Only then are the specific measures named and a detailed time and cost plan drawn up. The measures should be arranged according to their relevance in terms of content and thus time. Is it more important, for example, that SEO measures for the website lead to a higher click rate or are regular publications in the press first in order to increase awareness in the target group? You then create a schedule for implementing the individual measures. The question arises whether you want to tackle all measures on your own or with the support of a professional agency. In any case, you should roughly calculate the costs for the individual items - be it in working hours or external costs - whereby measures with high relevance are prioritized accordingly in the distribution of the available budget.

A financial cushion of 5-10% of the total budget protects against unexpected expenses.

These six steps show that it is worthwhile to systematically prepare your own PR strategy instead of specifying measures in the dark. In any case, it makes sense to get professional reinforcement. This can be an internal employee who has the necessary knowledge about PR and communication. If you don't have a specialist on hand in your start-up, you should therefore look for a suitable PR agency. Many of them now specialize in start-ups. And don't be afraid of the cost! Successful PR work by an agency does not have to cost a lot and is effective. Because even if the work is primarily to be carried out internally, you can get good advice on implementation from a PR agency.

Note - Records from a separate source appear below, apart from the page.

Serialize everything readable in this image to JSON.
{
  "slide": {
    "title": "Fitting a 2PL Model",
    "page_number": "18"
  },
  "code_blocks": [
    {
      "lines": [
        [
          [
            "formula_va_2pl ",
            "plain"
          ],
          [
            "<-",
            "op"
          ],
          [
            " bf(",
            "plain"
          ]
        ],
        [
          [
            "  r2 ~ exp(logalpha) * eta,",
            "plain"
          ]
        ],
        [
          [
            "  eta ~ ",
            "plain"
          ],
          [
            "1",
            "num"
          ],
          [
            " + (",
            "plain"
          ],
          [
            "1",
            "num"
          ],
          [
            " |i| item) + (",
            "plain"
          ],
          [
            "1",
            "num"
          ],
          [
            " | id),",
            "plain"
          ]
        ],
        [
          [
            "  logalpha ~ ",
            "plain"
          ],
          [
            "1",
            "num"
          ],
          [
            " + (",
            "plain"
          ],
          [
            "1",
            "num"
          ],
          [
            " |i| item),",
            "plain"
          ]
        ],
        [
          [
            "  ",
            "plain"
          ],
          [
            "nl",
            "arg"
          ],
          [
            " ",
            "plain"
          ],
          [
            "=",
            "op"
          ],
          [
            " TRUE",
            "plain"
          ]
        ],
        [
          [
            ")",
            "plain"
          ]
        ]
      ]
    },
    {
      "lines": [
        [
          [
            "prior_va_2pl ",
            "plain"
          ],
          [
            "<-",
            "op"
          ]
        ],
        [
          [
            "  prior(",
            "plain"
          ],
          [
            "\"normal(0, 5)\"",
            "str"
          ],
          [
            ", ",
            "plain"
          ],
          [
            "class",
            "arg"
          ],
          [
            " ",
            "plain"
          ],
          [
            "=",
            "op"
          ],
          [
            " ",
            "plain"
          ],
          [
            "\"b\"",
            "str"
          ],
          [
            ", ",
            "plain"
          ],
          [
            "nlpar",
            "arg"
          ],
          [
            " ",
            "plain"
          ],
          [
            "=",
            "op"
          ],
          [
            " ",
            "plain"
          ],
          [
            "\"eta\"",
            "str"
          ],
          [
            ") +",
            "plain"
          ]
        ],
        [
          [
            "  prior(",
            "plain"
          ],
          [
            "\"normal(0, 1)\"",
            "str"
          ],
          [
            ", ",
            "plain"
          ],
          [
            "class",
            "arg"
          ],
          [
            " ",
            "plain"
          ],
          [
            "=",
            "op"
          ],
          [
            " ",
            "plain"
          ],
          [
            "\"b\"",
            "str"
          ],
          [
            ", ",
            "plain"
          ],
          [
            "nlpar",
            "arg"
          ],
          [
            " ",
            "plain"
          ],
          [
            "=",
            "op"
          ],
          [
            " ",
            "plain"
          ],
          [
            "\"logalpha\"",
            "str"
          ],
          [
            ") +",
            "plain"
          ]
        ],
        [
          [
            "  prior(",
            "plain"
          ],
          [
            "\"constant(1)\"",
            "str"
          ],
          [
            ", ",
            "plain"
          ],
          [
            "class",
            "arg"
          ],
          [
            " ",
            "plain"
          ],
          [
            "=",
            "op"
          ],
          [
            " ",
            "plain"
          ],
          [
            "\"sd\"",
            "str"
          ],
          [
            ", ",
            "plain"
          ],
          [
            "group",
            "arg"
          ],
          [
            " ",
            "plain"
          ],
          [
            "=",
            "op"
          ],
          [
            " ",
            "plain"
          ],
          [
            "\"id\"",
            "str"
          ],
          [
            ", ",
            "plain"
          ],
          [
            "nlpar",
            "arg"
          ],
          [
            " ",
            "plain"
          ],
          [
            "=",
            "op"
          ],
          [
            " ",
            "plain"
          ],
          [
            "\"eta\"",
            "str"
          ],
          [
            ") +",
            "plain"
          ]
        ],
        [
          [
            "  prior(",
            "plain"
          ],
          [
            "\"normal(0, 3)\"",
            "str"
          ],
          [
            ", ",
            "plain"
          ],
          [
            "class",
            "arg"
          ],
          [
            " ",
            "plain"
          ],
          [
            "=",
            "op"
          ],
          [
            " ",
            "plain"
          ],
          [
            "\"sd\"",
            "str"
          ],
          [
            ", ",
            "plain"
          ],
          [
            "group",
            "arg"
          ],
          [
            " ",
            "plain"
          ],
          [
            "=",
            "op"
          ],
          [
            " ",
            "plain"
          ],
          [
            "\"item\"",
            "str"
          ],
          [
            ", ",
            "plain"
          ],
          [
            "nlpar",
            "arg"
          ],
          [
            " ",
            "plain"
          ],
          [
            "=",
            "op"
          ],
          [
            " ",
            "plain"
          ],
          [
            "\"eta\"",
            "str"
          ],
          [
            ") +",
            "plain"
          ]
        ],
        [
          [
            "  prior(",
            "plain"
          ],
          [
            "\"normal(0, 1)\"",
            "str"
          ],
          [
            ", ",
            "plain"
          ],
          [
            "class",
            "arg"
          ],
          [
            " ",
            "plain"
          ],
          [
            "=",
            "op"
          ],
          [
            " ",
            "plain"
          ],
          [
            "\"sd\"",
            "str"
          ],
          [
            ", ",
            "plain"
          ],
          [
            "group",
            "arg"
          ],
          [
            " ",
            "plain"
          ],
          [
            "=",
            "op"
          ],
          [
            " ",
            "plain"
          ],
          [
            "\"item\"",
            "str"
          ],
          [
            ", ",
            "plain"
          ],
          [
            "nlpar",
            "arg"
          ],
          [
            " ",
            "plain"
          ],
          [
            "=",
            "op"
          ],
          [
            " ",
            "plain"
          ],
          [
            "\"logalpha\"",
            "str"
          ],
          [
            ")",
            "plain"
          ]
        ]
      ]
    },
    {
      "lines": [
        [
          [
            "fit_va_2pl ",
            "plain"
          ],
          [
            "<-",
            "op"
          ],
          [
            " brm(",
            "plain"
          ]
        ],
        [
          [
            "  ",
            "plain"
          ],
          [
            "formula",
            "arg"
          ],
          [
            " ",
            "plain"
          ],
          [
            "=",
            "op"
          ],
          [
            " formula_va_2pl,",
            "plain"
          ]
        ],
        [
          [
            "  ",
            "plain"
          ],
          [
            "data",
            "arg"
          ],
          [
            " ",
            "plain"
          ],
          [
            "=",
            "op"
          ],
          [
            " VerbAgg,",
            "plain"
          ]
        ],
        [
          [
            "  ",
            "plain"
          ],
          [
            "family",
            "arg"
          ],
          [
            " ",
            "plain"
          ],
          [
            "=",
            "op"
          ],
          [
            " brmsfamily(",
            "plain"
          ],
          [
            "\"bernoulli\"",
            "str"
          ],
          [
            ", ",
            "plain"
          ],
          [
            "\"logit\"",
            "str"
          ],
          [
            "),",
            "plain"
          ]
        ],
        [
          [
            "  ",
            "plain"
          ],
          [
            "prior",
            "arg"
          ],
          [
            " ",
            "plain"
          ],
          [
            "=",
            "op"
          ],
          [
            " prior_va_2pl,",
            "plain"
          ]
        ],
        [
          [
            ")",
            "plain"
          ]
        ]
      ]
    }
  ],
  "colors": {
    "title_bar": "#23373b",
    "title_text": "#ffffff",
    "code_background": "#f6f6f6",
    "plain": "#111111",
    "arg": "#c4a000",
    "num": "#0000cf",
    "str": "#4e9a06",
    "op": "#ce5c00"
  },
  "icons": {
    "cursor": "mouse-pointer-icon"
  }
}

You can read more practical tips from Jörg Röthlingshöfer here on the subject of press distribution lists or here on the subject of press releases. In this post he has summarized for you which 6 things should not be missing in your online press area. You can find tips for the perfect approach to journalists here. You can find out here when in general the right time to start press work.

  • factum is a Munich-based PR agency that has also focused on start-ups, among other things. The portfolio ranges from classic press work and social media measures to the conception, implementation and maintenance of websites and search engine marketing (SEO) to the design of flyers and brochures. You can also have the communications agency look after events, exhibitions and trade fair appearances.
  • Contact

  • Jörg Röthlingshöfer
  • factum press and public relations GmbH
    Leopoldstrasse 54
    80802 Munich
  • +49 (0)89 / 80 91 31 7-0
  • [email protected]
  • www.factum-pr.com

Tags:factumKommunikationPRPR strategyPress workPress distribution listStrategy